Return all of the lines below exactly as they are.

— Excerpts from an interface dataset —
+ + + +

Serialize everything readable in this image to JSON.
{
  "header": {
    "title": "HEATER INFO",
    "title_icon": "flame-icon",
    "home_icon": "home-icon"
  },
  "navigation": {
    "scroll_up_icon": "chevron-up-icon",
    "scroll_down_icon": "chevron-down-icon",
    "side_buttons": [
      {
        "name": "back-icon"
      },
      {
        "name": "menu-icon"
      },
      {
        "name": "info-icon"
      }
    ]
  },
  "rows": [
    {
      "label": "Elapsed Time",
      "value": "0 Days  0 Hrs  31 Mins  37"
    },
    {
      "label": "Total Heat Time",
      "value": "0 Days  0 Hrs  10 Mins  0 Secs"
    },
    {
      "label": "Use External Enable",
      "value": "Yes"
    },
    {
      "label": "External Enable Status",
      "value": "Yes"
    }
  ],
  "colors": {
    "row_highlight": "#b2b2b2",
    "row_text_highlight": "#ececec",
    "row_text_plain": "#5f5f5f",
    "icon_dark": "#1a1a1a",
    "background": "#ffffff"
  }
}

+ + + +

— YOUR SOLUTION —
Serialize everything readable in this image to JSON.
{
  "header": {
    "title": "HEATER INFO",
    "title_icon": "flame-icon",
    "home_icon": "home-icon"
  },
  "navigation": {
    "scroll_up_icon": "chevron-up-icon",
    "scroll_down_icon": "chevron-down-icon",
    "side_buttons": [
      {
        "name": "back-icon"
      },
      {
        "name": "menu-icon"
      },
      {
        "name": "info-icon"
      }
    ]
  },
  "rows": [
    {
      "label": "Elapsed Time",
      "value": "0 Days  0 Hrs  31 Mins  37"
    },
    {
      "label": "Total Heat Time",
      "value": "0 Days  0 Hrs  10 Mins  0 Secs"
    },
    {
      "label": "Use External Enable",
      "value": "Yes"
    },
    {
      "label": "External Enable Status",
      "value": "Yes"
    }
  ],
  "colors": {
    "row_highlight": "#b2b2b2",
    "row_text_highlight": "#ececec",
    "row_text_plain": "#5f5f5f",
    "icon_dark": "#1a1a1a",
    "background": "#ffffff"
  }
}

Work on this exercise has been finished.